This category covers establishments primarily engaged in manufacturing awnings, tents, and related products from purchased fabrics. Establishments primarily engaged in manufacturing canvas bags are classified under SIC 2393: Textile Bags.
314912 (Canvas and Related Product Mills)
In the early 2000s, most companies primarily producing canvas and related products were small. Approximately 85 percent had fewer than 100 employees. California, Florida, and New York had the highest concentration of establishments in this industry.
The canvas and related products industry has become more of a custom industry since the 1950s, offering more colors than the well-known khaki or green. After growing steadily throughout the late 1990s, due to the booming U.S. economy, the value of shipments of canvas and related products made from cotton, nylon, polyester, and other industrial materials declined from its peak of $1.68 billion in 2000 to $1.59 billion in 2001.
Some of the top canvas products are awnings, noncamping tents, fitted tarpaulins, camping tents, flat tarpaulins, and sails. The industry also produces goods such as fabric roofs for sports arenas, canvas bags, and customized carry cases for electronic items.
In the early 2000s, more than 1,600 companies operated in this category, according to the U.S. Census Bureau. The cost of materials for the category was $844 million in 2001, and capital expenditures totaled $45 million.
Among companies whose primary business was the manufacturing of canvas and related products, American Recreation Products Inc. (St. Louis, Missouri) had 2003 sales of $90.6 million; Birdair Inc. (Buffalo, New York) had sales of $73 million; Hoover Industries Inc. (Miami, Florida) had estimated sales of $39 million; North Sails Group Inc. (Milford, Connecticut) had sales of $35 million; and Anchor Industries Inc. (Evansville, Indiana) had sales of $25 million.
The canvas products industry employed 19,681 workers in 2000, up from 18,692 in 1997 and 14,000 in 1977. Payroll for all employees in 2000 totaled $486 million.
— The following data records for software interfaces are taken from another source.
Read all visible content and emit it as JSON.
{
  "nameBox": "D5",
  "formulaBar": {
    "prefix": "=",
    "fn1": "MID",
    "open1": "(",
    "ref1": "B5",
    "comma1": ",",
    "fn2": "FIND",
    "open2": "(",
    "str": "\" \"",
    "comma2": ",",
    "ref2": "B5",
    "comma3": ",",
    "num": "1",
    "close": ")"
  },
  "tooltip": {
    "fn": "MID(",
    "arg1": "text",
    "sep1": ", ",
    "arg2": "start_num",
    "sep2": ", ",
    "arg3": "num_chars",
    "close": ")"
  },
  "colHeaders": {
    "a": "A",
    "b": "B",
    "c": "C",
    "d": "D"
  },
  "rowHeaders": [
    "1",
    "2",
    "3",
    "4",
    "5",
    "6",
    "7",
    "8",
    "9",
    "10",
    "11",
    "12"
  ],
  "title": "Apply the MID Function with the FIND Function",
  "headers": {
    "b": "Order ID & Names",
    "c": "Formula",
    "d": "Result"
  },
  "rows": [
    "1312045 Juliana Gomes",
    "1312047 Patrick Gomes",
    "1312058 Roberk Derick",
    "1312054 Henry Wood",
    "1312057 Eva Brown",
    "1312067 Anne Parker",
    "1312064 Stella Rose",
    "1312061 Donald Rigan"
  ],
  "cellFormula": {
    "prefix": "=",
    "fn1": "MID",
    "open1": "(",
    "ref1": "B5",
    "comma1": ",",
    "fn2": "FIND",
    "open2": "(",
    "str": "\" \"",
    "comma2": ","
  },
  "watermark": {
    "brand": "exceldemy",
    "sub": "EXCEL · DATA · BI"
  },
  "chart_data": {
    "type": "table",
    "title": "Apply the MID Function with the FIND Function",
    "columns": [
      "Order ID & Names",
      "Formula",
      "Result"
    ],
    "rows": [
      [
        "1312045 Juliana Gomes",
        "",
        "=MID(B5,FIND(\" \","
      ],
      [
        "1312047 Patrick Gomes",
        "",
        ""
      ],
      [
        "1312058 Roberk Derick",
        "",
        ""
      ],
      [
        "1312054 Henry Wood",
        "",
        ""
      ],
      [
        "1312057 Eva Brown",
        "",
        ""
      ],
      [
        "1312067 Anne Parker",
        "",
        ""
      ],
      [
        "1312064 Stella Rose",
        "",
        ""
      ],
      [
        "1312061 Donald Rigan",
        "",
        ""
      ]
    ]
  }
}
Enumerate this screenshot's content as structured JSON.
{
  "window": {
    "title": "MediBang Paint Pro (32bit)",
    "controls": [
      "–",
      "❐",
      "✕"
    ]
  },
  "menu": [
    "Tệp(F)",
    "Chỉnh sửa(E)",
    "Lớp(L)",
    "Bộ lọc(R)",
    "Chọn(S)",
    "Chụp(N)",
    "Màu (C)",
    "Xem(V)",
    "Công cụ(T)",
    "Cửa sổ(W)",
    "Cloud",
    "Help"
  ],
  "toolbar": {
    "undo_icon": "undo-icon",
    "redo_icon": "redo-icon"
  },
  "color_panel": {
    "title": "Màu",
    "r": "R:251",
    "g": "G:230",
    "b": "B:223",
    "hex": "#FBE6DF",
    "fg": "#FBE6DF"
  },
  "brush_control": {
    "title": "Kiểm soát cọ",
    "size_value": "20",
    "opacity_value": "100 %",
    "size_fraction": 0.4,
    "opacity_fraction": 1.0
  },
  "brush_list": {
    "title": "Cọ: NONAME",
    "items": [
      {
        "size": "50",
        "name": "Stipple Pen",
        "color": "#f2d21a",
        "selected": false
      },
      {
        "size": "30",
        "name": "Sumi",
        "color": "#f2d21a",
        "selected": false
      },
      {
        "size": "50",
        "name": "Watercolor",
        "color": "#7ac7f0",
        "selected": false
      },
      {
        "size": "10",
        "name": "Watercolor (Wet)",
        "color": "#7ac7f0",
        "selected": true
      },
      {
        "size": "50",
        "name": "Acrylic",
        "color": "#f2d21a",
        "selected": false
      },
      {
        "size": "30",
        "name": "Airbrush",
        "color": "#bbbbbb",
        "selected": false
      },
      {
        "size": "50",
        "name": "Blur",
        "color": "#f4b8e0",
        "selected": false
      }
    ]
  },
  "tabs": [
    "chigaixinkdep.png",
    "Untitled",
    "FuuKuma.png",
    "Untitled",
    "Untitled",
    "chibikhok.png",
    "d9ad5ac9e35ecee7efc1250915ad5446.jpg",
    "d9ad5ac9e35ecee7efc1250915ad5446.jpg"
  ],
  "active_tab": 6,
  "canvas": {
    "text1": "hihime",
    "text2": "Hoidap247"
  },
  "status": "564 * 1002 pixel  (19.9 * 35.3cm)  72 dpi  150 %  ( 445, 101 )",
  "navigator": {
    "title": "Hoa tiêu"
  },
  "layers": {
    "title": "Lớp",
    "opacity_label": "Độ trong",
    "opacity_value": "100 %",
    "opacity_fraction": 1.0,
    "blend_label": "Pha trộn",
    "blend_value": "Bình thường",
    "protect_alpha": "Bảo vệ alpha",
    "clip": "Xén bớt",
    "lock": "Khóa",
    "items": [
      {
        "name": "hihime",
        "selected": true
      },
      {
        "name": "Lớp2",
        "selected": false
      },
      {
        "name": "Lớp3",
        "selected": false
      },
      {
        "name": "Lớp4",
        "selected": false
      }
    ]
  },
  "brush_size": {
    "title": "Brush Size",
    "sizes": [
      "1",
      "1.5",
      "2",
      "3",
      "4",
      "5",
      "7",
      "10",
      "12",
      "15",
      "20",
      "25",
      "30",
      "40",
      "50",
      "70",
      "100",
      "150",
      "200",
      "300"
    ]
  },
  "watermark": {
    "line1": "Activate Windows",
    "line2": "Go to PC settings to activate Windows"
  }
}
The 14,998 production workers in these establishments earned an average hourly wage of $9.21.
An important new product is flexible fabric sides, called curtainsiders, for truck trailers. Another innovation is synthetic textiles that resemble canvas but are cheaper and easier to clean. The more expensive, true canvas is still offered for consumers who desire a more durable product and are willing to pay the higher price for better quality.
U.S. Census Bureau. "Statistics for Industry Groups and Industries: 2000." February 2002. Available from http://www.census.gov/prod/2002pubs/m00as-1.pdf .
——. "Value of Shipment for Product Classes: 2001 and Earlier Years." December 2002. Available from http://www.census.gov/prod/2003pubs/m01as-2.pdf .
U.S. Department of Agriculture. "NAFTA: A Clear Success for U.S. and Mexican Textile and Cotton Trade." January 2004. Available from http://www.fas.usda.gov/info/agexporter/2004/January/pgs%2022-23.pdf .